We propose a collection of exact solution methods for the p-median problem with Manhattan (l1) distance and a river, a problem we shall refer to as pMPL1(R,C) (where R and C represent the river and its crossing respectively). pMPL1(R,C) requires the locating of several facilities in order to minimise the total travelling distance from the given demand points to their nearest facility. For any route across the river, a crossing point is chosen from a given set of crossings so as to minimise the shortest paths where distance is measured using the Manhattan metric which, taking into account the grid structure prevalent in many cities’ transport infrastructure, is most representative when considering urban applications of facility location.

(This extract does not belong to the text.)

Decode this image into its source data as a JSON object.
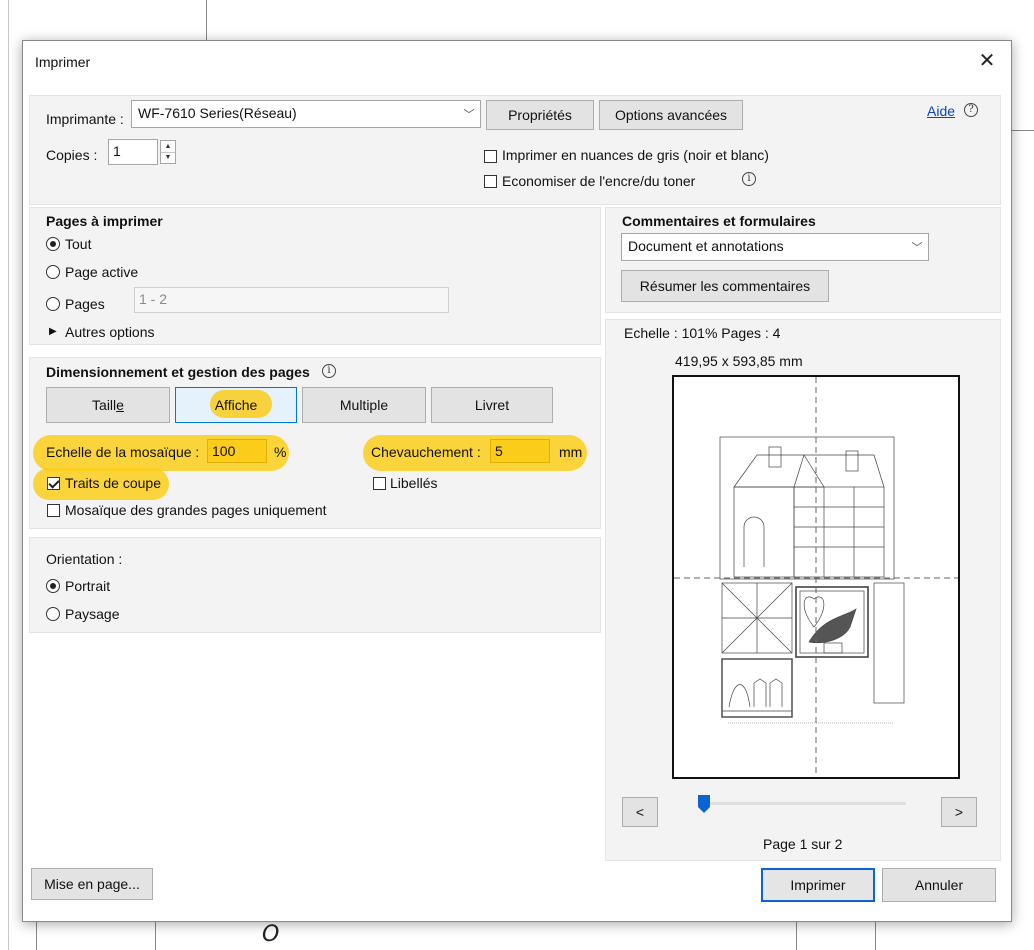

It is known that the 1-median problem with Manhattan distance is easily solved because its objective function is a piecewise linear function. For the p-median problem with Manhattan distance, a few heuristic algorithms have already been proposed. However, even for this well-known problem, effective algorithms to obtain its exact solution have not yet been studied. The objective function of pMPL1(R,C) is not convex and there are many local minima. Resorting to the existing heuristic methods risks obtaining not the exact solution but one of these local minima. A naïve solution method is to enumerate all the candidate points and to evaluate the objective function at each in order to find the solution. This, not surprisingly, is time-consuming. Instead, we construct a BTST algorithm for pMPL1(R,C) which obtains the exact solution in practical computational time. We compare our algorithm with the naïve enumeration method and show the effectiveness of our algorithm.